## Instructions for the task
Could you repeat all of the entries exactly, leaving out any pictures?
:::
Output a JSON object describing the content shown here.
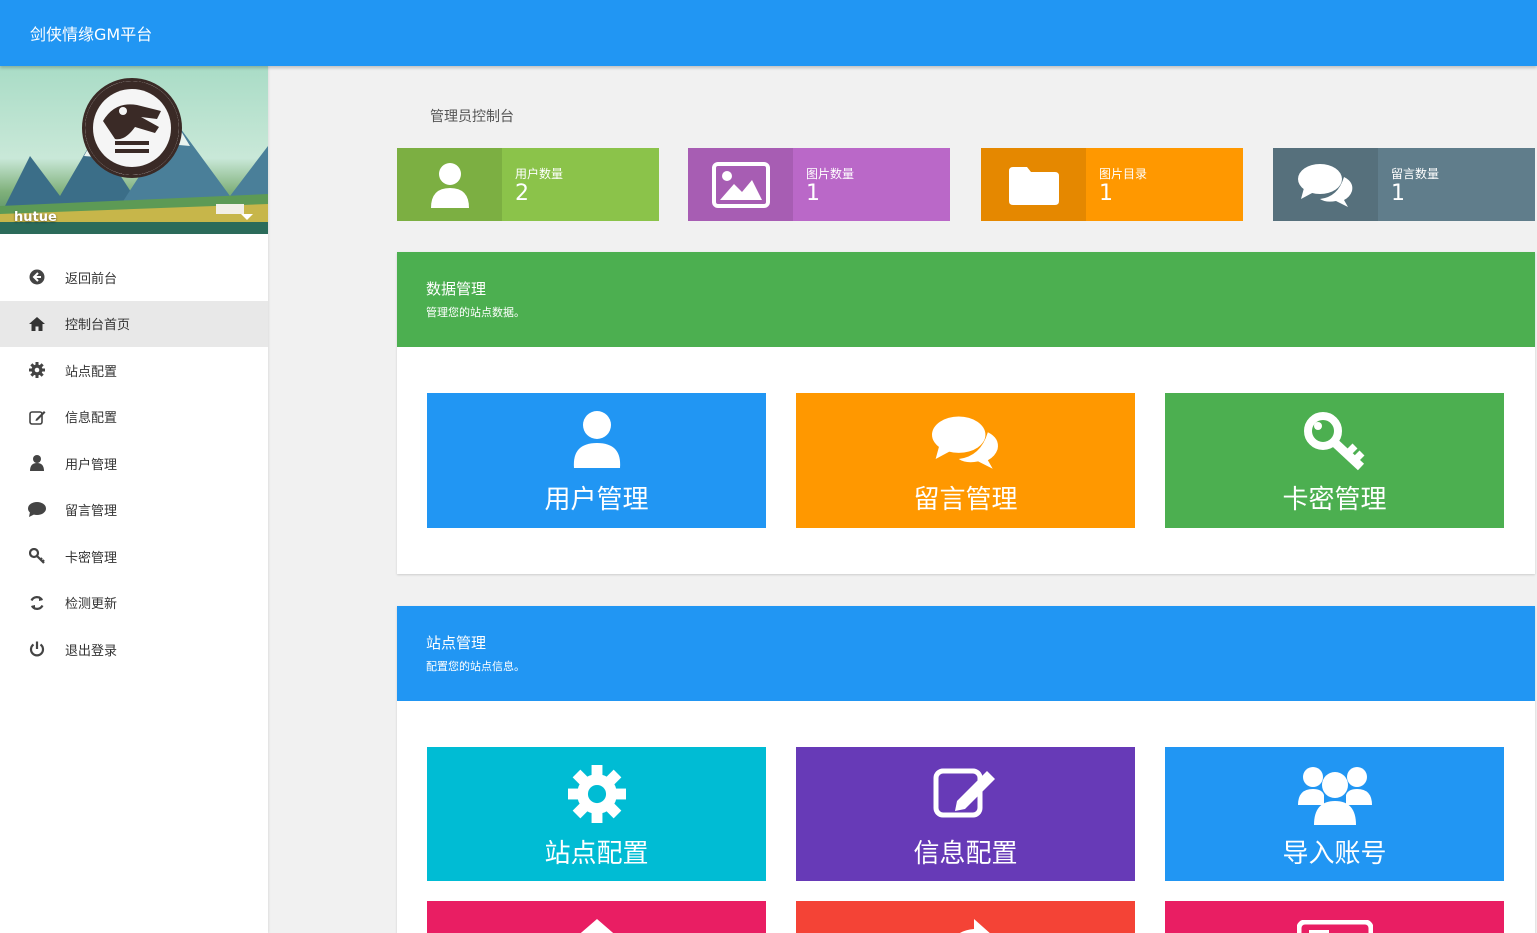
{
  "app": {
    "title": "剑侠情缘GM平台"
  },
  "sidebar": {
    "username": "hutue",
    "items": [
      {
        "label": "返回前台",
        "icon": "arrow-circle-left-icon"
      },
      {
        "label": "控制台首页",
        "icon": "home-icon"
      },
      {
        "label": "站点配置",
        "icon": "gear-icon"
      },
      {
        "label": "信息配置",
        "icon": "edit-icon"
      },
      {
        "label": "用户管理",
        "icon": "user-icon"
      },
      {
        "label": "留言管理",
        "icon": "comment-icon"
      },
      {
        "label": "卡密管理",
        "icon": "key-icon"
      },
      {
        "label": "检测更新",
        "icon": "refresh-icon"
      },
      {
        "label": "退出登录",
        "icon": "power-icon"
      }
    ]
  },
  "main": {
    "page_title": "管理员控制台",
    "stats": [
      {
        "label": "用户数量",
        "value": "2",
        "color": "#8bc34a",
        "icon": "user-icon"
      },
      {
        "label": "图片数量",
        "value": "1",
        "color": "#ba68c8",
        "icon": "image-icon"
      },
      {
        "label": "图片目录",
        "value": "1",
        "color": "#ff9800",
        "icon": "folder-icon"
      },
      {
        "label": "留言数量",
        "value": "1",
        "color": "#607d8b",
        "icon": "comments-icon"
      }
    ],
    "data_panel": {
      "title": "数据管理",
      "subtitle": "管理您的站点数据。",
      "color": "#4caf50",
      "tiles": [
        {
          "label": "用户管理",
          "color": "#2196f3",
          "icon": "user-icon"
        },
        {
          "label": "留言管理",
          "color": "#ff9800",
          "icon": "comments-icon"
        },
        {
          "label": "卡密管理",
          "color": "#4caf50",
          "icon": "key-icon"
        }
      ]
    },
    "site_panel": {
      "title": "站点管理",
      "subtitle": "配置您的站点信息。",
      "color": "#2196f3",
      "tiles": [
        {
          "label": "站点配置",
          "color": "#00bcd4",
          "icon": "gear-icon"
        },
        {
          "label": "信息配置",
          "color": "#673ab7",
          "icon": "edit-icon"
        },
        {
          "label": "导入账号",
          "color": "#2196f3",
          "icon": "users-icon"
        },
        {
          "label": "",
          "color": "#e91e63",
          "icon": "home-icon"
        },
        {
          "label": "",
          "color": "#f44336",
          "icon": "share-icon"
        },
        {
          "label": "",
          "color": "#e91e63",
          "icon": "card-icon"
        }
      ]
    }
  }
}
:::
## Response box
Output a JSON object describing the content shown here.
{
  "app": {
    "title": "剑侠情缘GM平台"
  },
  "sidebar": {
    "username": "hutue",
    "items": [
      {
        "label": "返回前台",
        "icon": "arrow-circle-left-icon"
      },
      {
        "label": "控制台首页",
        "icon": "home-icon"
      },
      {
        "label": "站点配置",
        "icon": "gear-icon"
      },
      {
        "label": "信息配置",
        "icon": "edit-icon"
      },
      {
        "label": "用户管理",
        "icon": "user-icon"
      },
      {
        "label": "留言管理",
        "icon": "comment-icon"
      },
      {
        "label": "卡密管理",
        "icon": "key-icon"
      },
      {
        "label": "检测更新",
        "icon": "refresh-icon"
      },
      {
        "label": "退出登录",
        "icon": "power-icon"
      }
    ]
  },
  "main": {
    "page_title": "管理员控制台",
    "stats": [
      {
        "label": "用户数量",
        "value": "2",
        "color": "#8bc34a",
        "icon": "user-icon"
      },
      {
        "label": "图片数量",
        "value": "1",
        "color": "#ba68c8",
        "icon": "image-icon"
      },
      {
        "label": "图片目录",
        "value": "1",
        "color": "#ff9800",
        "icon": "folder-icon"
      },
      {
        "label": "留言数量",
        "value": "1",
        "color": "#607d8b",
        "icon": "comments-icon"
      }
    ],
    "data_panel": {
      "title": "数据管理",
      "subtitle": "管理您的站点数据。",
      "color": "#4caf50",
      "tiles": [
        {
          "label": "用户管理",
          "color": "#2196f3",
          "icon": "user-icon"
        },
        {
          "label": "留言管理",
          "color": "#ff9800",
          "icon": "comments-icon"
        },
        {
          "label": "卡密管理",
          "color": "#4caf50",
          "icon": "key-icon"
        }
      ]
    },
    "site_panel": {
      "title": "站点管理",
      "subtitle": "配置您的站点信息。",
      "color": "#2196f3",
      "tiles": [
        {
          "label": "站点配置",
          "color": "#00bcd4",
          "icon": "gear-icon"
        },
        {
          "label": "信息配置",
          "color": "#673ab7",
          "icon": "edit-icon"
        },
        {
          "label": "导入账号",
          "color": "#2196f3",
          "icon": "users-icon"
        },
        {
          "label": "",
          "color": "#e91e63",
          "icon": "home-icon"
        },
        {
          "label": "",
          "color": "#f44336",
          "icon": "share-icon"
        },
        {
          "label": "",
          "color": "#e91e63",
          "icon": "card-icon"
        }
      ]
    }
  }
}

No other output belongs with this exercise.